“That’s here. That’s home. That’s us. On it everyone you love, everyone you know, everyone you ever heard of, every human being who ever was, lived out their lives. … There is perhaps no better demonstration of the folly of human conceits than this distant image of our tiny world.”
– Carl Sagan
Have you ever seen a meteor streak across the night sky? How about a very bright fireball (aka bolide), one that seemed to disintegrate in front of your eyes or leave a trail of vapor that hung in the air for a few moments? These “shooting stars” are actually tiny bits of rock and dust that exist everywhere in the Solar System, and when they run into Earth’s atmosphere they are slowed down incredibly, resulting in a transfer of energy that releases light and heat — usually enough heat to vaporize the original object entirely. But on occasion a large and/or dense enough object enters the atmosphere and survives the blazing journey to the surface. If it hits land, the meteorite (or its remaining pieces) might one day be discovered by a random traveler, a hiker, a farmer… or a even dedicated “meteorite man” like Geoff Notkin.
Author, educator, and host of Science Channel’s “Meteorite Men” and Cox7’s STEM Journals, Geoff Notkin has dedicated his life to the study, collection, and dealing of these “inert aliens” from outer space. His Tucson-based company, Aerolite Meteorites, sells some of the specimens that he’s traveled around the world to find, and last week I had the chance to talk with Geoff about his business and his passion and learn more about what got him so interested in meteorites to begin with.
“Being a meteorite hunter is probably not the best capital return on your time but it’s a very exciting and rewarding life in every other way.”
– Geoff Notkin, Aerolite Meteorites
Physics is hard.
I’m sorry, let me elaborate: physics is really hard. The sharpest minds of our entire species have been hammering away at the fundamental rules of our Universe for the past several hundred years, and while they’ve discovered an incredible lot about the tiniest bits of things that make up… well, everything… it’s still hard. There are still a lot of questions, and a lot to learn and find out, and all of it is just terribly scientific and mathematical and counter-intuitive to anything you might think you know about how stuff works.
Thankfully, author and physicist Dave Goldberg is here to explain it all… or at least give you a working familiarity with the basics. And yes, there are basics. (Even in physics.)
UPDATE: Read on to find out how to win a free copy of the book!
Do you need a new calendar? Of course you do, the year’s almost over. (And if you’d forgotten, well.. you’re welcome.) Of course if you’re reading this post you’re most likely a fan of space exploration, and so you’ll need a calendar that’s going to entertain your fascination about space for a whole year.
This one is it.

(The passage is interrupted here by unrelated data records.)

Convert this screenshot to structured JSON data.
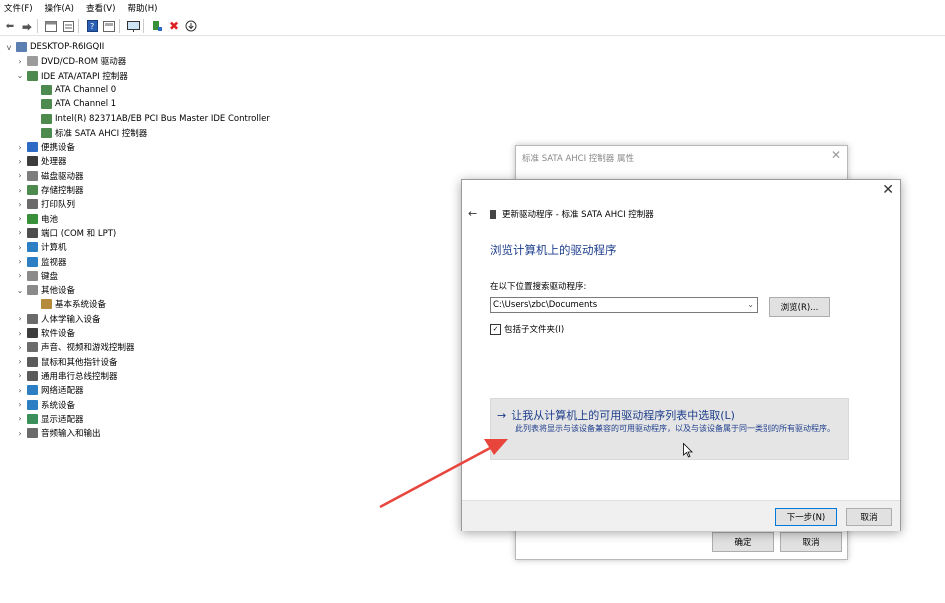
{
  "menu": [
    "文件(F)",
    "操作(A)",
    "查看(V)",
    "帮助(H)"
  ],
  "toolbar": {
    "icons": [
      "back-icon",
      "forward-icon",
      "properties-icon",
      "list-icon",
      "help-icon",
      "view-icon",
      "monitor-icon",
      "scan-icon",
      "uninstall-icon",
      "download-icon"
    ]
  },
  "tree": {
    "root": "DESKTOP-R6IGQII",
    "items": [
      {
        "label": "DVD/CD-ROM 驱动器",
        "exp": ">",
        "level": 1,
        "color": "#9b9b9b"
      },
      {
        "label": "IDE ATA/ATAPI 控制器",
        "exp": "v",
        "level": 1,
        "color": "#4d8a4d"
      },
      {
        "label": "ATA Channel 0",
        "exp": "",
        "level": 2,
        "color": "#4d8a4d"
      },
      {
        "label": "ATA Channel 1",
        "exp": "",
        "level": 2,
        "color": "#4d8a4d"
      },
      {
        "label": "Intel(R) 82371AB/EB PCI Bus Master IDE Controller",
        "exp": "",
        "level": 2,
        "color": "#4d8a4d"
      },
      {
        "label": "标准 SATA AHCI 控制器",
        "exp": "",
        "level": 2,
        "color": "#4d8a4d"
      },
      {
        "label": "便携设备",
        "exp": ">",
        "level": 1,
        "color": "#2d6bc4"
      },
      {
        "label": "处理器",
        "exp": ">",
        "level": 1,
        "color": "#3c3c3c"
      },
      {
        "label": "磁盘驱动器",
        "exp": ">",
        "level": 1,
        "color": "#7d7d7d"
      },
      {
        "label": "存储控制器",
        "exp": ">",
        "level": 1,
        "color": "#4d8a4d"
      },
      {
        "label": "打印队列",
        "exp": ">",
        "level": 1,
        "color": "#6b6b6b"
      },
      {
        "label": "电池",
        "exp": ">",
        "level": 1,
        "color": "#3a8f3a"
      },
      {
        "label": "端口 (COM 和 LPT)",
        "exp": ">",
        "level": 1,
        "color": "#4d4d4d"
      },
      {
        "label": "计算机",
        "exp": ">",
        "level": 1,
        "color": "#2d7fc4"
      },
      {
        "label": "监视器",
        "exp": ">",
        "level": 1,
        "color": "#2d7fc4"
      },
      {
        "label": "键盘",
        "exp": ">",
        "level": 1,
        "color": "#8a8a8a"
      },
      {
        "label": "其他设备",
        "exp": "v",
        "level": 1,
        "color": "#8a8a8a"
      },
      {
        "label": "基本系统设备",
        "exp": "",
        "level": 2,
        "color": "#b58a3a"
      },
      {
        "label": "人体学输入设备",
        "exp": ">",
        "level": 1,
        "color": "#6b6b6b"
      },
      {
        "label": "软件设备",
        "exp": ">",
        "level": 1,
        "color": "#3c3c3c"
      },
      {
        "label": "声音、视频和游戏控制器",
        "exp": ">",
        "level": 1,
        "color": "#6b6b6b"
      },
      {
        "label": "鼠标和其他指针设备",
        "exp": ">",
        "level": 1,
        "color": "#5a5a5a"
      },
      {
        "label": "通用串行总线控制器",
        "exp": ">",
        "level": 1,
        "color": "#5a5a5a"
      },
      {
        "label": "网络适配器",
        "exp": ">",
        "level": 1,
        "color": "#2d7fc4"
      },
      {
        "label": "系统设备",
        "exp": ">",
        "level": 1,
        "color": "#2d7fc4"
      },
      {
        "label": "显示适配器",
        "exp": ">",
        "level": 1,
        "color": "#3a8f5a"
      },
      {
        "label": "音频输入和输出",
        "exp": ">",
        "level": 1,
        "color": "#6b6b6b"
      }
    ]
  },
  "props_dialog": {
    "title": "标准 SATA AHCI 控制器 属性",
    "ok_label": "确定",
    "cancel_label": "取消"
  },
  "update_dialog": {
    "header": "更新驱动程序 - 标准 SATA AHCI 控制器",
    "heading": "浏览计算机上的驱动程序",
    "search_label": "在以下位置搜索驱动程序:",
    "path_value": "C:\\Users\\zbc\\Documents",
    "browse_label": "浏览(R)...",
    "subfolders_label": "包括子文件夹(I)",
    "subfolders_checked": true,
    "pick_link": "让我从计算机上的可用驱动程序列表中选取(L)",
    "pick_desc": "此列表将显示与该设备兼容的可用驱动程序，以及与该设备属于同一类别的所有驱动程序。",
    "next_label": "下一步(N)",
    "cancel_label": "取消"
  },
  "colors": {
    "accent_blue": "#1e3e8c",
    "arrow_red": "#e8453c",
    "primary_border": "#0078d7"
  }
}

If you can’t see the annular eclipse occurring tonight from where you are, you can watch it LIVE here on LITD! The feed above (providing it’s not over capacity) will be aired from Petroglyph National Monument in New Mexico, beginning at 9 pm Eastern time — right in prime U.S. viewing location! You won’t need to purchase plane tickets or any special eyewear to watch the eclipse safely from your own computer. :)
Viewable from the western US, the Pacific and eastern Asia, the eclipse will feature a “ring of fire” at totality created by the Moon passing in front of the Sun — but at a distance where the Sun is not completely covered. (As a result there’s still a lot of UV radiation coming from the Sun, so as always don’t observe the Sun directly without adequate protection.. find out how to safely view eclipses here.)
The video is provided by LiveStream, the National Park Service and the U.S. Department of the Interior.
Find more links to live eclipse feeds on Universe Today here.